Although our search did not turn out as expected, we did find other features nearby that were similar to the anthropogenic features we had identified the day before. We continued hiking along the south wall of the valley looking for additional potential archaeological sites to map with the Trimble. Around 1:00pm we experienced another beautiful Hawaiian rain shower as we broke for lunch. We took the opportunity to relax and eat lunch before making our way back down the hillside. As we descended down the slope, I got distracted by a seemingly misplaced tree and decided to investigate. What we found appeared very similar to the other rock features we found, but was surrounded by loose rocks that seemed to follow the slope of the landscape. I look forward to further investigating this location in the future.

Lunch Time

After we had returned to the ranch, we had some free time to go to the beach and work on data processing. Now that everyone has finished with lab work for the day, we are all going to watch Jurassic Park and enjoy the evening.

Posted on June 12, 2013 by Jessica

What an exciting day in the field! After breakfast we immediately left for the Ka’a’awa Valley and plotted our course for the day. Jeanette pointed out the terraces she found during her team’s geology survey the day before. Shelby and I were very thankful for the help after yesterday’s initial survey which turned up very few results. Once John arrived at the site, the three of us made our way through the cattle pastures, crawled under the fences, and hiked up the south wall of the valley to reach our destination. We were unsure of what exactly the terraces would look like but they were unmistakable once found. The terraces were not as distinctive as I had imagined, but the linear changes in elevation against the grass landscape were identifiable from the ground.

After we had plotted the feature with the Trimble GPS unit, we continued up the hillside and found another location that was possibly prehistoric in nature. Due to the deep cut in the hillside and the recent infrastructure nearby, we were unable to identify whether or not the site was the result of the fairly recent construction of the well nearby. After we had tagged the well and adjacent rock features in the GPS, we headed back down the hill in order to investigate another ridge of the wall.

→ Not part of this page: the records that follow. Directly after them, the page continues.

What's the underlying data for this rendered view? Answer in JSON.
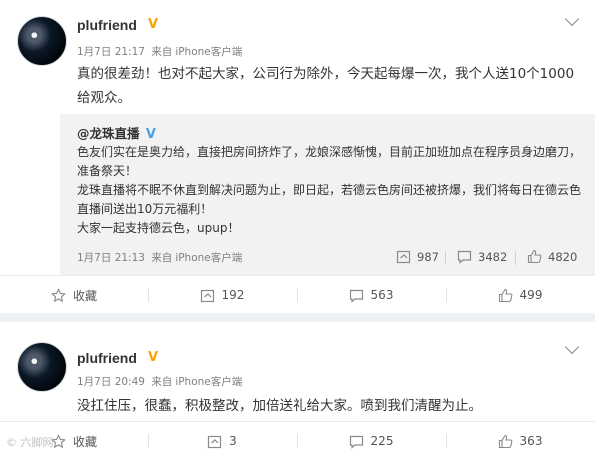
{
  "post1": {
    "username": "plufriend",
    "time": "1月7日 21:17",
    "source_prefix": "来自",
    "source": "iPhone客户端",
    "text": "真的很差劲！也对不起大家，公司行为除外，今天起每爆一次，我个人送10个1000给观众。",
    "repost": {
      "username": "@龙珠直播",
      "paragraphs": [
        "色友们实在是奥力给，直接把房间挤炸了，龙娘深感惭愧，目前正加班加点在程序员身边磨刀，准备祭天！",
        "龙珠直播将不眠不休直到解决问题为止，即日起，若德云色房间还被挤爆，我们将每日在德云色直播间送出10万元福利！",
        "大家一起支持德云色，upup！"
      ],
      "time": "1月7日 21:13",
      "source_prefix": "来自",
      "source": "iPhone客户端",
      "forwards": "987",
      "comments": "3482",
      "likes": "4820"
    },
    "actions": {
      "favorite": "收藏",
      "forwards": "192",
      "comments": "563",
      "likes": "499"
    }
  },
  "post2": {
    "username": "plufriend",
    "time": "1月7日 20:49",
    "source_prefix": "来自",
    "source": "iPhone客户端",
    "text": "没扛住压，很蠢，积极整改，加倍送礼给大家。喷到我们清醒为止。",
    "actions": {
      "favorite": "收藏",
      "forwards": "3",
      "comments": "225",
      "likes": "363"
    }
  },
  "watermark": "© 六脚网",
  "colors": {
    "verified_badge": "#f7a300",
    "repost_bg": "#f2f2f2",
    "separator": "#eef1f4",
    "meta_gray": "#808080"
  },
  "icons": [
    "star-icon",
    "forward-icon",
    "comment-icon",
    "thumbs-up-icon",
    "chevron-down-icon",
    "verified-badge-icon"
  ]
}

When we got close to another densely vegetated area, I noticed some of the trees had a bright pink plume sticking out of the canopy. This was the same tree that I had noticed at the rock platform from the other day, so naturally we had to investigate further. My instincts were correct and we wound up in the middle of a large rock feature at the source of the dense woody vegetation. Because of the canopy and the location close to the valley wall, we were unable to record a point for the feature; however, once we crossed to the other side of the rock mound, we found another possible terrace and plotted a point adjacent to the feature.

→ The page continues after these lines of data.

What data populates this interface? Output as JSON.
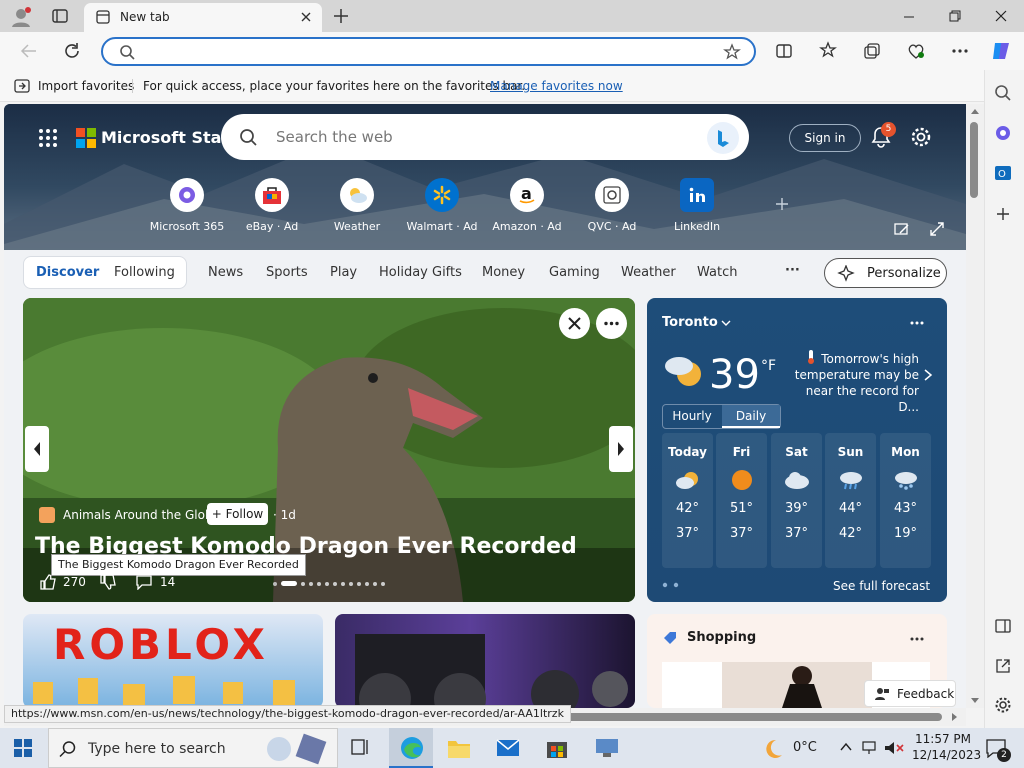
{
  "browser": {
    "tab_title": "New tab",
    "address_value": "",
    "favorites_bar": {
      "import_label": "Import favorites",
      "hint": "For quick access, place your favorites here on the favorites bar.",
      "manage_link": "Manage favorites now"
    },
    "status_url": "https://www.msn.com/en-us/news/technology/the-biggest-komodo-dragon-ever-recorded/ar-AA1ltrzk"
  },
  "msn": {
    "brand": "Microsoft Start",
    "search_placeholder": "Search the web",
    "sign_in": "Sign in",
    "notification_count": "5",
    "quick_links": [
      {
        "label": "Microsoft 365"
      },
      {
        "label": "eBay · Ad"
      },
      {
        "label": "Weather"
      },
      {
        "label": "Walmart · Ad"
      },
      {
        "label": "Amazon · Ad"
      },
      {
        "label": "QVC · Ad"
      },
      {
        "label": "LinkedIn"
      }
    ],
    "nav_tabs": [
      "Discover",
      "Following",
      "News",
      "Sports",
      "Play",
      "Holiday Gifts",
      "Money",
      "Gaming",
      "Weather",
      "Watch"
    ],
    "nav_more": "···",
    "personalize": "Personalize"
  },
  "hero": {
    "source": "Animals Around the Globe",
    "follow": "+ Follow",
    "age": "· 1d",
    "headline": "The Biggest Komodo Dragon Ever Recorded",
    "tooltip": "The Biggest Komodo Dragon Ever Recorded",
    "likes": "270",
    "comments": "14"
  },
  "weather": {
    "city": "Toronto",
    "temp": "39",
    "unit": "°F",
    "note": "Tomorrow's high temperature may be near the record for D...",
    "tab_hourly": "Hourly",
    "tab_daily": "Daily",
    "days": [
      {
        "day": "Today",
        "high": "42°",
        "low": "37°",
        "icon": "partly-cloudy-icon"
      },
      {
        "day": "Fri",
        "high": "51°",
        "low": "37°",
        "icon": "sun-icon"
      },
      {
        "day": "Sat",
        "high": "39°",
        "low": "37°",
        "icon": "cloud-icon"
      },
      {
        "day": "Sun",
        "high": "44°",
        "low": "42°",
        "icon": "rain-icon"
      },
      {
        "day": "Mon",
        "high": "43°",
        "low": "19°",
        "icon": "snow-icon"
      }
    ],
    "full_forecast": "See full forecast"
  },
  "cards": {
    "roblox_text": "ROBLOX",
    "shopping_title": "Shopping",
    "feedback": "Feedback"
  },
  "taskbar": {
    "search_placeholder": "Type here to search",
    "temp": "0°C",
    "time": "11:57 PM",
    "date": "12/14/2023",
    "notifications": "2"
  },
  "colors": {
    "accent": "#2a72c9",
    "weather_bg": "#1e4d79",
    "badge": "#e5532d"
  }
}
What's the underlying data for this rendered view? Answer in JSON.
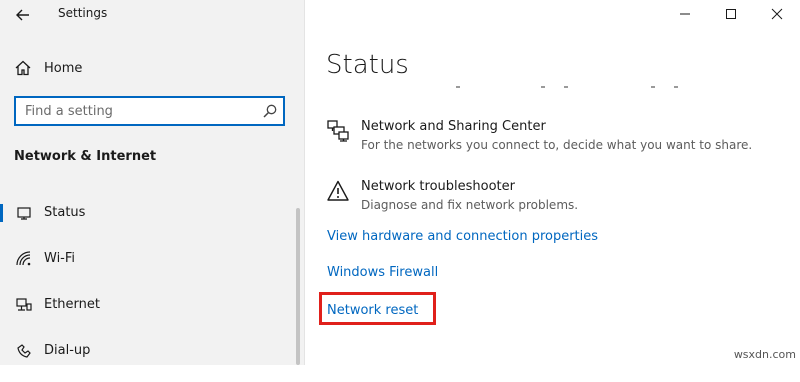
{
  "window": {
    "title": "Settings",
    "controls": {
      "minimize": "—",
      "maximize": "☐",
      "close": "✕"
    }
  },
  "sidebar": {
    "home_label": "Home",
    "search": {
      "placeholder": "Find a setting",
      "value": ""
    },
    "section_heading": "Network & Internet",
    "items": [
      {
        "label": "Status",
        "icon": "status-icon",
        "selected": true
      },
      {
        "label": "Wi-Fi",
        "icon": "wifi-icon",
        "selected": false
      },
      {
        "label": "Ethernet",
        "icon": "ethernet-icon",
        "selected": false
      },
      {
        "label": "Dial-up",
        "icon": "dialup-icon",
        "selected": false
      }
    ]
  },
  "main": {
    "title": "Status",
    "items": [
      {
        "title": "Network and Sharing Center",
        "description": "For the networks you connect to, decide what you want to share.",
        "icon": "sharing-center-icon"
      },
      {
        "title": "Network troubleshooter",
        "description": "Diagnose and fix network problems.",
        "icon": "warning-icon"
      }
    ],
    "links": [
      "View hardware and connection properties",
      "Windows Firewall",
      "Network reset"
    ]
  },
  "watermark": "wsxdn.com",
  "colors": {
    "accent": "#0067c0",
    "highlight": "#e0201b",
    "sidebar_bg": "#f2f2f2"
  }
}
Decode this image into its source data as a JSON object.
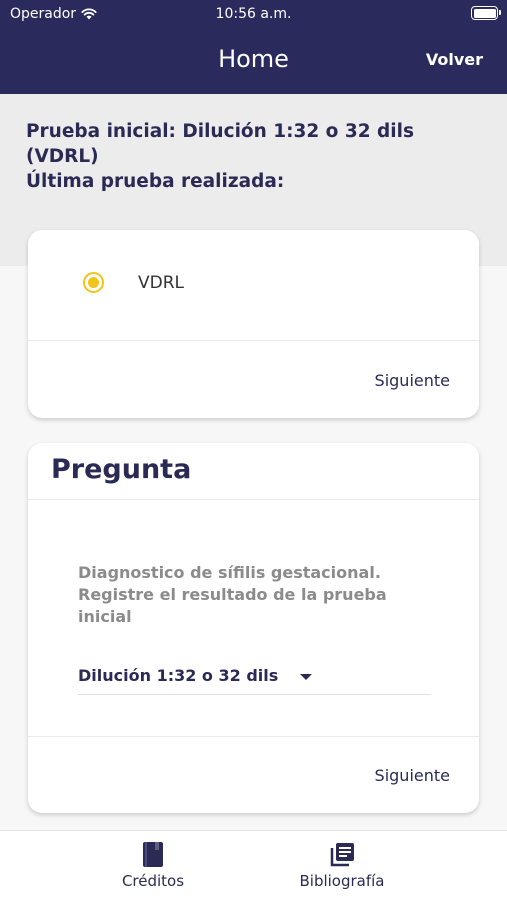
{
  "status_bar": {
    "carrier": "Operador",
    "time": "10:56 a.m."
  },
  "nav": {
    "title": "Home",
    "back_label": "Volver"
  },
  "info": {
    "line1": "Prueba inicial: Dilución 1:32 o 32 dils",
    "line2": "(VDRL)",
    "line3": "Última prueba realizada:"
  },
  "card1": {
    "option_label": "VDRL",
    "next_label": "Siguiente"
  },
  "card2": {
    "title": "Pregunta",
    "question": "Diagnostico de sífilis gestacional. Registre el resultado de la prueba inicial",
    "dropdown_value": "Dilución 1:32 o 32 dils",
    "next_label": "Siguiente"
  },
  "tabs": [
    {
      "label": "Créditos",
      "icon": "book-icon"
    },
    {
      "label": "Bibliografía",
      "icon": "library-icon"
    }
  ],
  "colors": {
    "primary": "#2b2a5c",
    "accent": "#f0c419",
    "panel": "#ececec"
  }
}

Dense vegetation surrounding a large rock feature

Again, we made our way down the hillside in order to head back to the vans for lunch. Along the way, we found one of the rock walls that Dr. Lipo had told us about. We hiked alongside the wall to obtain the coordinates for the linear feature, which ran approximately 50 meters up the side of hill.

After lunch, we hiked the north wall of the valley in search of the heiau that was pointed out to us previously by John Morgan, the owner of the Kualoa Ranch. Although we did not find the feature, we did find another large rock feature hidden under dense vegetation. It seems like most of the non-terrace features are covered in dense vegetation which is helpful in identifying where potential anthropogenic features are located, especially when the surrounding landscape consists of low grasses and light vegetation.

We had a few snags transferring our ground control points from the Trimble units into the computer, but after a few attempts and a little help from our friends, Shelby and I successfully imported our data and created two maps which show the features that we have identified and our areas of investigation for tomorrow.  Now that we have the momentum from finding multiple large sites, I am looking forward to finding new study areas to map tomorrow.

About Jessica

I am a senior at the University of Wisconsin-Milwaukee. I am an Anthropology and Geography double major with a focus on archaeology and human geography.